Constable Lafferty said: “If things are happening, these are the guys that hear about it.
“Without the good relationships we have with the river boards and bailiffs, we would not be able to put on targeted, effective patrols at all.
“We do heavily rely on the intelligence coming in from all sources – from the milkman and the postman to all the other people who know the lay of the land intimately – to let us know if they’re seeing something that’s not in their normal day-to-day realm.”
Officers carry out joint patrols with the river bailiffs if they suspect poachers may be in the area from information gathered from various intelligence sources – such as the automatic number plate registration (ANPR) cameras on the A90 Aberdeen to Dundee road.
Information is being gathered about one particular organised gang, who keep returning to the Deeside area to net salmon. Different from the rod and line poachers, these people put a net right across the river before making off with huge catches of the fish.
Constable Whyte, who is Aberdeenshire and Moray division’s only full-time wildlife officer, said: “We’ve got a well-known gang that targets the rivers up here. We know where they are from and we’ve things like ANPR checks in place. If there’s intelligence that gives us an idea they are in the area, we can use that to our advantage.
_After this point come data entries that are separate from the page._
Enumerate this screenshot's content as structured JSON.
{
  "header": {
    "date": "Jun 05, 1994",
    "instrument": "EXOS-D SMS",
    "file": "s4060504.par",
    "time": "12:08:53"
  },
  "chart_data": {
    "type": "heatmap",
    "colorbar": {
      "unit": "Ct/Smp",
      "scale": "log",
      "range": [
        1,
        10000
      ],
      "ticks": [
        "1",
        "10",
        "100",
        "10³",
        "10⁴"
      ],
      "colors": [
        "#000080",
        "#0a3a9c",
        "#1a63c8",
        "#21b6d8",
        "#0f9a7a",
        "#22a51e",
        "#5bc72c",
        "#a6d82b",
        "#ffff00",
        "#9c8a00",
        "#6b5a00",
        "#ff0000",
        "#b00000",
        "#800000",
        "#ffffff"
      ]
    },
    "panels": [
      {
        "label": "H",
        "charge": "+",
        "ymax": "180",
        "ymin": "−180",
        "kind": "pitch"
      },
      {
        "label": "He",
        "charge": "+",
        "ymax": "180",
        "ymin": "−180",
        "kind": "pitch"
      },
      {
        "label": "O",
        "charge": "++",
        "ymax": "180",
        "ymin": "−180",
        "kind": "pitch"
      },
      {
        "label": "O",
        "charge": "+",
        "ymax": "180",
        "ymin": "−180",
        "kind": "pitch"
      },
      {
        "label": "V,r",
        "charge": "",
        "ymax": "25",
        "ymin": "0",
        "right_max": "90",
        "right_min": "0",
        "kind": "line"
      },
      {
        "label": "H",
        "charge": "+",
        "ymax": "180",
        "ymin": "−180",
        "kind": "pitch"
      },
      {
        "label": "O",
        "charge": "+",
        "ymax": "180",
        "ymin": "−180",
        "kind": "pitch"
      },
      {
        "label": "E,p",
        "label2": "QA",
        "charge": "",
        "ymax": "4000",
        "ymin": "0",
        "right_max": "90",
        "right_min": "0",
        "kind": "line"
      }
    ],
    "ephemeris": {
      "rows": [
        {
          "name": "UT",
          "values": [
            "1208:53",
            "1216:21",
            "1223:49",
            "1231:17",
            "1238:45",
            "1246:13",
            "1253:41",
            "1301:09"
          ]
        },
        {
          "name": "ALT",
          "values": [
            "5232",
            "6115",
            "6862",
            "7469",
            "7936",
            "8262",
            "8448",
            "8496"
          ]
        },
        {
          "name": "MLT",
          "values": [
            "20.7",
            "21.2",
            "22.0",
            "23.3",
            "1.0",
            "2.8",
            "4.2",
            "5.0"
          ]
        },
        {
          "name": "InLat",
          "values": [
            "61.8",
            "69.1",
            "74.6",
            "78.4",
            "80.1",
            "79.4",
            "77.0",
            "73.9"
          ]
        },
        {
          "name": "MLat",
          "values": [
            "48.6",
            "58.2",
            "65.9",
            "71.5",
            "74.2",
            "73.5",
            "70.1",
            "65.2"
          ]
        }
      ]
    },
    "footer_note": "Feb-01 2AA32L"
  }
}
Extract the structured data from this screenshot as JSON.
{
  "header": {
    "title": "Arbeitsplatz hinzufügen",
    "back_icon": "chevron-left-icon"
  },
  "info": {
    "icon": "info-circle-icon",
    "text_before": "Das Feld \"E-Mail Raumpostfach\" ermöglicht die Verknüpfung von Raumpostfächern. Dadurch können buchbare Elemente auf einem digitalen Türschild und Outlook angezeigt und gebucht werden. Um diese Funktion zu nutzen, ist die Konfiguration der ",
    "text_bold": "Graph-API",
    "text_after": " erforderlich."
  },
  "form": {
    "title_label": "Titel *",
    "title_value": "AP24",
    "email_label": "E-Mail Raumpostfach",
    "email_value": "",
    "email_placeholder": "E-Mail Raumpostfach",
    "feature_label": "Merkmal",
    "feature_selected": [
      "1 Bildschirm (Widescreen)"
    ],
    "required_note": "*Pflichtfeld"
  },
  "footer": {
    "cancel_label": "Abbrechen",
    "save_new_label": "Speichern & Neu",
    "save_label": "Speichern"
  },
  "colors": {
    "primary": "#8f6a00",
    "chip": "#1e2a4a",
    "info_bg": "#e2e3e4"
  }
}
“We heavily rely on the work with the river bailiffs and various boards to give us the heads up when they think they are likely to be hit by the netting gangs. As soon as we know they are in the area, we can react and start patrols to catch these guys.”
Constable Lafferty added: “They wouldn’t keep coming back if they were not getting a significant amount of fish. It will be enough to have a significant effect on the stocks of fish, so we’ll try anything to stop them.”
Although police are keen to stamp out such activities, the officers stressed it was not a growing problem – and said sometimes, rod and line poachers were actually just ignorant of the laws around fishing.
As for fresh water pearl mussels, the team is being hyper vigilant as work to remove croys from the River Dee is due to start soon. The project needed a licence from Scottish Natural Heritage, and officers fear the process may have given away the whereabouts of the endangered molluscs.
Officers tasked with protecting the north-east’s rivers also handle inquiries about raptor persecution, hare coursing and deer poaching, and find there can be an overlap with offenders.
Constable Whyte said: “There’s a close link with river crime, a lot of the guys involved in salmon poaching are involved in other rural crimes such as hare coursing and deer poaching.
“The public takes a real interest in raptor persecution, and there’s far more birds of prey incidents being reported to us. A lot of the time there’s nothing to suggest suspicious circumstances, but people are far more concerned about it.
“Again we rely on the ghillies and landowners.
“That’s the problem with wildlife crime, it happens in remote areas so we need people to help us.”